Element data from apps and pages:
*** Block opens ***
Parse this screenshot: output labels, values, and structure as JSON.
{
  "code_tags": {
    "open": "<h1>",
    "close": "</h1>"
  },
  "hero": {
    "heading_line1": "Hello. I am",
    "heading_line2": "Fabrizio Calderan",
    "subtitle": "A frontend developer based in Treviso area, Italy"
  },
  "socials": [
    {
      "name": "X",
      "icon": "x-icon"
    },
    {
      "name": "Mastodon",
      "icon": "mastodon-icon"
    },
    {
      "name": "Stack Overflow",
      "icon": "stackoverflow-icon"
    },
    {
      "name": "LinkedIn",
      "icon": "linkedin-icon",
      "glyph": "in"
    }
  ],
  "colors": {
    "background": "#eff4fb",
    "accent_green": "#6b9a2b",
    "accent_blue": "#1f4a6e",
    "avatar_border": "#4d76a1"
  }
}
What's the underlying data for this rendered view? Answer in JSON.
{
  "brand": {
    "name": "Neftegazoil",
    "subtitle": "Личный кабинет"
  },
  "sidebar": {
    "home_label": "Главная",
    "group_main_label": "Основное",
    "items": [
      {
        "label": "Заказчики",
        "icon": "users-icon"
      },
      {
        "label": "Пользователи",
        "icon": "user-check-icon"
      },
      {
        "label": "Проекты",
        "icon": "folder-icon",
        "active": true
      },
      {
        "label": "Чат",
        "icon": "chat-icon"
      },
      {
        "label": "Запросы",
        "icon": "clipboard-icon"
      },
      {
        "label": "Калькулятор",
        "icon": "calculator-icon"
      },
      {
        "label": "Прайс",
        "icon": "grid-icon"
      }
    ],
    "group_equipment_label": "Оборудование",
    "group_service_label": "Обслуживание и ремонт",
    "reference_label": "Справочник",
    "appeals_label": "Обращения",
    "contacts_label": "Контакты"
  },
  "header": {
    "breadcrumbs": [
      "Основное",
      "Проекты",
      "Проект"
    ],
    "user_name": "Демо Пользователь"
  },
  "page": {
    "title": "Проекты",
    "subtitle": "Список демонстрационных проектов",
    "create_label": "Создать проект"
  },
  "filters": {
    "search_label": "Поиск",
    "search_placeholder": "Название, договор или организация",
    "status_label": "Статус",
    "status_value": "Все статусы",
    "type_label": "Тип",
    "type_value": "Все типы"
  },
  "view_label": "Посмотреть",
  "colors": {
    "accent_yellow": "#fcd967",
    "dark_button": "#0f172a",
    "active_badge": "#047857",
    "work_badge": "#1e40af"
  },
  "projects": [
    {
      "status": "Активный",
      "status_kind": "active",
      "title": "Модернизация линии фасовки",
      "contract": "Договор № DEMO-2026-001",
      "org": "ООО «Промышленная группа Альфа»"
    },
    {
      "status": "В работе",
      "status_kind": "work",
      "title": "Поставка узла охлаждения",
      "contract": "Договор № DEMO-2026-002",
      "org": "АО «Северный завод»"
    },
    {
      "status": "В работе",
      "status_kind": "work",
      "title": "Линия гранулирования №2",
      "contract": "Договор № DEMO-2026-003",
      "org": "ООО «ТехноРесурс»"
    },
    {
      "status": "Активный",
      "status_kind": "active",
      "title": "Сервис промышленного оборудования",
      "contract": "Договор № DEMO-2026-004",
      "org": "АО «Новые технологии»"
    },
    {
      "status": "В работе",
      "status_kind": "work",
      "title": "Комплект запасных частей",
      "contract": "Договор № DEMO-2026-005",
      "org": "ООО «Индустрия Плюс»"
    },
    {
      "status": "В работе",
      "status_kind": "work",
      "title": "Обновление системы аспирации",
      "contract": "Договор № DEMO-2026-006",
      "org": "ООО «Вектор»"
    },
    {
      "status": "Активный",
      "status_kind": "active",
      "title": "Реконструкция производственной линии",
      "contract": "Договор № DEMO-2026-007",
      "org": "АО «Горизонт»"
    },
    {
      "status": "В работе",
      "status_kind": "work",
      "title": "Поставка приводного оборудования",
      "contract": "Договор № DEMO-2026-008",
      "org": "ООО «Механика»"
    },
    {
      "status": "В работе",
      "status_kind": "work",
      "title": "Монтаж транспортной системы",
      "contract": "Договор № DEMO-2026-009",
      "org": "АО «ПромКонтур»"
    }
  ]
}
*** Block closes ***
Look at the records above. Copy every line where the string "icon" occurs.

      "icon": "x-icon"
      "icon": "mastodon-icon"
      "icon": "stackoverflow-icon"
      "icon": "linkedin-icon",
        "icon": "users-icon"
        "icon": "user-check-icon"
        "icon": "folder-icon",
        "icon": "chat-icon"
        "icon": "clipboard-icon"
        "icon": "calculator-icon"
        "icon": "grid-icon"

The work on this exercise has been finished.